*WHAT YOU SHOULD DO*: Could you restate every line of the data word for word?

=== INPUT RECORDS ===

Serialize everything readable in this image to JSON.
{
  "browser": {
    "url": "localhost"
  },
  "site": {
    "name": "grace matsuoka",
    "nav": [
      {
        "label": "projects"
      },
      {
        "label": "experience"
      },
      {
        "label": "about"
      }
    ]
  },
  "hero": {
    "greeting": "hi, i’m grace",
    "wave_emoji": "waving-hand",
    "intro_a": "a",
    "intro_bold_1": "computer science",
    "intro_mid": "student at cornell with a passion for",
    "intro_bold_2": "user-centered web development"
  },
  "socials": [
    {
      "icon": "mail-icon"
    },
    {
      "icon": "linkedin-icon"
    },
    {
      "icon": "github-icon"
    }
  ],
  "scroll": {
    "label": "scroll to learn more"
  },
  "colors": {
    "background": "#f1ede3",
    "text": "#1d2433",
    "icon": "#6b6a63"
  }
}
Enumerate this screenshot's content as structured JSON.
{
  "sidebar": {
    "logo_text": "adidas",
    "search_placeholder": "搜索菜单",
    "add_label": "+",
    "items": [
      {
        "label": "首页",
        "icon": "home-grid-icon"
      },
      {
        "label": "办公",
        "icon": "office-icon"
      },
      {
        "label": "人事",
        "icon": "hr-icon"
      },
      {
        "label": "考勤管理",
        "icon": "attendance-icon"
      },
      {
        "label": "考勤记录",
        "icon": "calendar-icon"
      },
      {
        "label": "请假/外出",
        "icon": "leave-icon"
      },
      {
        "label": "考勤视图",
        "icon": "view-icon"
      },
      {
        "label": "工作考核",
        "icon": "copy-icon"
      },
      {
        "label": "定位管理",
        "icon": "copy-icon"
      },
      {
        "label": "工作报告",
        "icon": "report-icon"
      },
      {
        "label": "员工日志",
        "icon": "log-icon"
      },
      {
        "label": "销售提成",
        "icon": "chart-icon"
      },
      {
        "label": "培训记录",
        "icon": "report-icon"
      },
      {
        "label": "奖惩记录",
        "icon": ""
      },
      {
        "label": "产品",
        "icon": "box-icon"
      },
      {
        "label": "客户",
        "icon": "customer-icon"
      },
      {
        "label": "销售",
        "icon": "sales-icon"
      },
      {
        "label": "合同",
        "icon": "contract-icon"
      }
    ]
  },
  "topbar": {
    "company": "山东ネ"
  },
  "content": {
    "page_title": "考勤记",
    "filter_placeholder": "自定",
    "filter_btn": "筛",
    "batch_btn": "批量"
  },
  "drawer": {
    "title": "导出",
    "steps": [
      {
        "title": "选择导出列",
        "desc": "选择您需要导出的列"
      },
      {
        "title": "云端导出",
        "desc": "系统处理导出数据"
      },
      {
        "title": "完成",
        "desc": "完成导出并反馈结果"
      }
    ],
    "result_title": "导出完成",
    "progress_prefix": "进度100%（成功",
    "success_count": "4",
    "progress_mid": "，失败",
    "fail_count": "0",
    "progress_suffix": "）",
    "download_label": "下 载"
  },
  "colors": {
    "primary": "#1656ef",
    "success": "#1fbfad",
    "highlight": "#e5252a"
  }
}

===

*TASK RESPONSE*:
Serialize everything readable in this image to JSON.
{
  "browser": {
    "url": "localhost"
  },
  "site": {
    "name": "grace matsuoka",
    "nav": [
      {
        "label": "projects"
      },
      {
        "label": "experience"
      },
      {
        "label": "about"
      }
    ]
  },
  "hero": {
    "greeting": "hi, i’m grace",
    "wave_emoji": "waving-hand",
    "intro_a": "a",
    "intro_bold_1": "computer science",
    "intro_mid": "student at cornell with a passion for",
    "intro_bold_2": "user-centered web development"
  },
  "socials": [
    {
      "icon": "mail-icon"
    },
    {
      "icon": "linkedin-icon"
    },
    {
      "icon": "github-icon"
    }
  ],
  "scroll": {
    "label": "scroll to learn more"
  },
  "colors": {
    "background": "#f1ede3",
    "text": "#1d2433",
    "icon": "#6b6a63"
  }
}
Enumerate this screenshot's content as structured JSON.
{
  "sidebar": {
    "logo_text": "adidas",
    "search_placeholder": "搜索菜单",
    "add_label": "+",
    "items": [
      {
        "label": "首页",
        "icon": "home-grid-icon"
      },
      {
        "label": "办公",
        "icon": "office-icon"
      },
      {
        "label": "人事",
        "icon": "hr-icon"
      },
      {
        "label": "考勤管理",
        "icon": "attendance-icon"
      },
      {
        "label": "考勤记录",
        "icon": "calendar-icon"
      },
      {
        "label": "请假/外出",
        "icon": "leave-icon"
      },
      {
        "label": "考勤视图",
        "icon": "view-icon"
      },
      {
        "label": "工作考核",
        "icon": "copy-icon"
      },
      {
        "label": "定位管理",
        "icon": "copy-icon"
      },
      {
        "label": "工作报告",
        "icon": "report-icon"
      },
      {
        "label": "员工日志",
        "icon": "log-icon"
      },
      {
        "label": "销售提成",
        "icon": "chart-icon"
      },
      {
        "label": "培训记录",
        "icon": "report-icon"
      },
      {
        "label": "奖惩记录",
        "icon": ""
      },
      {
        "label": "产品",
        "icon": "box-icon"
      },
      {
        "label": "客户",
        "icon": "customer-icon"
      },
      {
        "label": "销售",
        "icon": "sales-icon"
      },
      {
        "label": "合同",
        "icon": "contract-icon"
      }
    ]
  },
  "topbar": {
    "company": "山东ネ"
  },
  "content": {
    "page_title": "考勤记",
    "filter_placeholder": "自定",
    "filter_btn": "筛",
    "batch_btn": "批量"
  },
  "drawer": {
    "title": "导出",
    "steps": [
      {
        "title": "选择导出列",
        "desc": "选择您需要导出的列"
      },
      {
        "title": "云端导出",
        "desc": "系统处理导出数据"
      },
      {
        "title": "完成",
        "desc": "完成导出并反馈结果"
      }
    ],
    "result_title": "导出完成",
    "progress_prefix": "进度100%（成功",
    "success_count": "4",
    "progress_mid": "，失败",
    "fail_count": "0",
    "progress_suffix": "）",
    "download_label": "下 载"
  },
  "colors": {
    "primary": "#1656ef",
    "success": "#1fbfad",
    "highlight": "#e5252a"
  }
}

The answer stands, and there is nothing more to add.